Why Warren Buffett wouldn’t have become the greatest investor ever without Charlie Munger


Charlie Munger ahead of the Berkshire Hathaway Annual Shareholders Meeting in Omaha Nebraska.

David A. Grogan | CNBC

Warren Buffett is arguably the most celebrated investor of our generation, but he couldn’t have earned the title without Charlie Munger’s influence.

Munger, Berkshire Hathaway’s vice chairman who passed away Tuesday at the age of 99, was instrumental in directing a young Buffett into buying strong-brand quality companies instead of dirt-cheap failing names that he called “cigar butts.”

The blueprint Munger instilled in Buffett was simple: To buy a wonderful business at a fair price, not a fair business at a wonderful price. It became the reason that Berkshire managed to grow into an empire consisting of first-class businesses in insurance, railroad, retail, energy and manufacturing.

“It took Charlie Munger to break my cigar-butt habits and set the course for building a business that could combine huge size with satisfactory profits,” Buffett wrote in Berkshire’s the 50-year anniversary letter in 2014. “Charlie’s most important architectural feat was the design of today’s Berkshire.”

The “Oracle of Omaha” compared buying troubled companies at deep discounts to picking up a discarded cigar butt that had one puff remaining in it. “Though the stub might be ugly and soggy, the puff would be free. Once that momentary pleasure was enjoyed, however, no more could be expected,” he said.

Straightening Buffett out

Buffett studied under fabled father of value investing Benjamin Graham at Columbia University after World War II and developed an extraordinary knack for picking cheap stocks.

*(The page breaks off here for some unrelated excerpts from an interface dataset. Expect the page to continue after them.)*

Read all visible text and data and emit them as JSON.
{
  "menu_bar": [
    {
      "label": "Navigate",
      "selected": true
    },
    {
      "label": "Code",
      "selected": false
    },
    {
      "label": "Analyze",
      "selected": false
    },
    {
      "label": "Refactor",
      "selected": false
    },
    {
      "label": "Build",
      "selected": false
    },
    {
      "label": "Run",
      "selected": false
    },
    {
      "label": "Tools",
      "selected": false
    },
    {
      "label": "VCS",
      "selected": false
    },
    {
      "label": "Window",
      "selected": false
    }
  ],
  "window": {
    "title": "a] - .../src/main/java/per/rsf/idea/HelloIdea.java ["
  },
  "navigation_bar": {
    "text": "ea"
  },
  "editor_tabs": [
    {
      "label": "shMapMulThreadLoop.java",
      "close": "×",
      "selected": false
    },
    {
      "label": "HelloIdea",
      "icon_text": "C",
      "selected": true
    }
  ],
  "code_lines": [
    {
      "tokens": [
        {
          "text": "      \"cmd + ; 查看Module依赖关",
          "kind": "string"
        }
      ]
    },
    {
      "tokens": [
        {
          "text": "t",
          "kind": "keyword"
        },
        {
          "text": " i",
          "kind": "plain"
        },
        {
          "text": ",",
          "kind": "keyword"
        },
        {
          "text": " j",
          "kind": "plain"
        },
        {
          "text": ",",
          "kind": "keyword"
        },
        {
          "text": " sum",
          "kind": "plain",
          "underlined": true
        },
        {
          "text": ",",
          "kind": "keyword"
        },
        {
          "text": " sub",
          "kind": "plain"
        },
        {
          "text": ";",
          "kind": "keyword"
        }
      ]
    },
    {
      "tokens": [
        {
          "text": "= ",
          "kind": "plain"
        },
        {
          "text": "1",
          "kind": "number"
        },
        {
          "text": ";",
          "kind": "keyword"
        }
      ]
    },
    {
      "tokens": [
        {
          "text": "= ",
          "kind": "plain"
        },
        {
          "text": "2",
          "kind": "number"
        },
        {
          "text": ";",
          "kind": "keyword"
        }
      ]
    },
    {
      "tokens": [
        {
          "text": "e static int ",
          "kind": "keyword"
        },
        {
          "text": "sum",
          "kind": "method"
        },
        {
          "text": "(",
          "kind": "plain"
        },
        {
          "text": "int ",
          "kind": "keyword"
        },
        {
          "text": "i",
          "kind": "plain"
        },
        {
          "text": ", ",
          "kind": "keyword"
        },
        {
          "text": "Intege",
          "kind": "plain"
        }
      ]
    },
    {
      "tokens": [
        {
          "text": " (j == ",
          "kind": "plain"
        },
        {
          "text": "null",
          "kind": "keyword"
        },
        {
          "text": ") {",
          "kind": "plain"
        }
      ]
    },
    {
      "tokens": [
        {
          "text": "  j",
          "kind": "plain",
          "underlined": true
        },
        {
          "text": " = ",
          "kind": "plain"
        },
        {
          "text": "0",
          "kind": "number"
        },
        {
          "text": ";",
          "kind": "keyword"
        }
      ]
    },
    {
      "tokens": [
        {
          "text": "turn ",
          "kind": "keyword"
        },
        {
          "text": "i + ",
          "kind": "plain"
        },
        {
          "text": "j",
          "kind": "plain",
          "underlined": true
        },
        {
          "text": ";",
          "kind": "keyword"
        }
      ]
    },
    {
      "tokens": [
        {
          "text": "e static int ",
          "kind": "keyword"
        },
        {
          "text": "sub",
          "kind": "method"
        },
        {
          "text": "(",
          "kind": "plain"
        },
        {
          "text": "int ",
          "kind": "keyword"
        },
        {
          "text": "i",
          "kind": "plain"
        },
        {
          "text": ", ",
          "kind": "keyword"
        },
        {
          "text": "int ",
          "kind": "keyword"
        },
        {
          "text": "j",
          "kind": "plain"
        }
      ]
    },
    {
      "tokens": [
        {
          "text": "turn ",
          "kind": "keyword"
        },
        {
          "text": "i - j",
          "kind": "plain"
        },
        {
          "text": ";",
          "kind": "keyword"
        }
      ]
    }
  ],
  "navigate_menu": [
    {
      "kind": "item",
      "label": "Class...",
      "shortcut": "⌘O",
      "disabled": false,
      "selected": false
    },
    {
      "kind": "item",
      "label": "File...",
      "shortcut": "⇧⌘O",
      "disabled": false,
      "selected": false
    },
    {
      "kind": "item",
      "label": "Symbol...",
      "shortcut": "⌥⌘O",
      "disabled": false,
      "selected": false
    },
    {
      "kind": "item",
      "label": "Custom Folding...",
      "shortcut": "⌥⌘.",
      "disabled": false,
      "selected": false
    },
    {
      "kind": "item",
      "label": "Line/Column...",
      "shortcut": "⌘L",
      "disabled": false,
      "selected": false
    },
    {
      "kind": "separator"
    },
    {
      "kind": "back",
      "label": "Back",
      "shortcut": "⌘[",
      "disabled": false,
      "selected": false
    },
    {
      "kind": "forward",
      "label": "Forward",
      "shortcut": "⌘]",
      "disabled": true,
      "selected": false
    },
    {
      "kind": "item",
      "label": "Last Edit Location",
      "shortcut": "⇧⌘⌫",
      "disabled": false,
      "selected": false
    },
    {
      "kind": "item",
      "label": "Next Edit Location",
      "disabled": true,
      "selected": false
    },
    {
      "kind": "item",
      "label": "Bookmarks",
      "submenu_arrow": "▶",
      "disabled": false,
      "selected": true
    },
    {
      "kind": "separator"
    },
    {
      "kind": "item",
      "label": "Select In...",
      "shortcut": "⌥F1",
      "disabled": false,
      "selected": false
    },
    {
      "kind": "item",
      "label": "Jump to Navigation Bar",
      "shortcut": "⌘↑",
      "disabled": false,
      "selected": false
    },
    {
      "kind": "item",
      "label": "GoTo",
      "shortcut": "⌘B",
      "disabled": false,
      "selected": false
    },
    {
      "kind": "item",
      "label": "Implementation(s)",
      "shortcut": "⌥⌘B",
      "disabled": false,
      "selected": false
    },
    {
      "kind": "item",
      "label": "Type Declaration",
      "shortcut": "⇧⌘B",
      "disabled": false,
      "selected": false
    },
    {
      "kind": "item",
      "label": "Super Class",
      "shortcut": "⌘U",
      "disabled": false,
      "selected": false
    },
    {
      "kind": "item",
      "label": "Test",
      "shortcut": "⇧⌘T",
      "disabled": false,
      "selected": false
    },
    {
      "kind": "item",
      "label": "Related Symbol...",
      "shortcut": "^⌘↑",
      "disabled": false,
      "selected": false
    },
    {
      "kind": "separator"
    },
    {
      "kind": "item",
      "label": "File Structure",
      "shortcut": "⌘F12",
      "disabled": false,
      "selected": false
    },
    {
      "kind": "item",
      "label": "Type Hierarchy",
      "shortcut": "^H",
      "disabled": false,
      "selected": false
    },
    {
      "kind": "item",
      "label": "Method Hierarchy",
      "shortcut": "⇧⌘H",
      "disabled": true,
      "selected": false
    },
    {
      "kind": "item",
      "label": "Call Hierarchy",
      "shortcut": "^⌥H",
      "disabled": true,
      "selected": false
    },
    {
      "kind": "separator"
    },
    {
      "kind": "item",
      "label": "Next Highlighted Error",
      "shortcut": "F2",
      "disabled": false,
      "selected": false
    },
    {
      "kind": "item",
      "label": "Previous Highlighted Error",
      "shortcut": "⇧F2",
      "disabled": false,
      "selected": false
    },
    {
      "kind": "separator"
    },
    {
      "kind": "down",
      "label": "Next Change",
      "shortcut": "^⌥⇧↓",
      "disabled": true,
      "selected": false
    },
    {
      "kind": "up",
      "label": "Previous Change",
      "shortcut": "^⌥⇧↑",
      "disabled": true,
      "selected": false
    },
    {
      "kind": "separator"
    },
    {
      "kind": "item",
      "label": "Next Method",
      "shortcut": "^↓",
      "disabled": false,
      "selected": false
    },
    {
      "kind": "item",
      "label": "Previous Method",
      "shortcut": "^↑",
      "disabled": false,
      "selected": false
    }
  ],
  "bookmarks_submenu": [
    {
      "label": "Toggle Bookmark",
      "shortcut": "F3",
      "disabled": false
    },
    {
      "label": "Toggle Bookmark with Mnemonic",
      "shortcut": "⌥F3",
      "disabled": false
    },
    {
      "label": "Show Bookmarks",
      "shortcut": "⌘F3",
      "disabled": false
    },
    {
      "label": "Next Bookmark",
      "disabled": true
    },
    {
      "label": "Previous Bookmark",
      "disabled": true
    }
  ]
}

He said Munger made him realize this cigar-butt investing strategy could only go so far, and if he wanted to expand Berkshire in a significant way, it wouldn’t be enough.

“He actually hit me over the head with a two by four from the idea of buying very so-so companies at very cheap prices, knowing that that was some small profit and looking for really wonderful businesses that we could buy at fair prices,” Buffett said in an interview.

As Munger put it at the 1998 Berkshire shareholder meeting: “It’s not that much fun to buy a business where you really hope this sucker liquidates before it goes broke.”

See’s Candies

While Buffett said there was not a strong line of demarcation where Berkshire went from cigar butts to wonderful companies, the deal to buy See’s Candies marked a significant step towards that direction.

In 1972, Munger convinced Buffett to sign off on Berkshire’s purchase of See’s Candies for $25 million even though the California candy maker had annual pretax earnings of only about $4 million.

It has since produced more than $2 billion in sales for Berkshire.

“Overall, we’ve kept moving in the direction of better and better companies, and now we’ve got a collection of wonderful companies, Buffett said.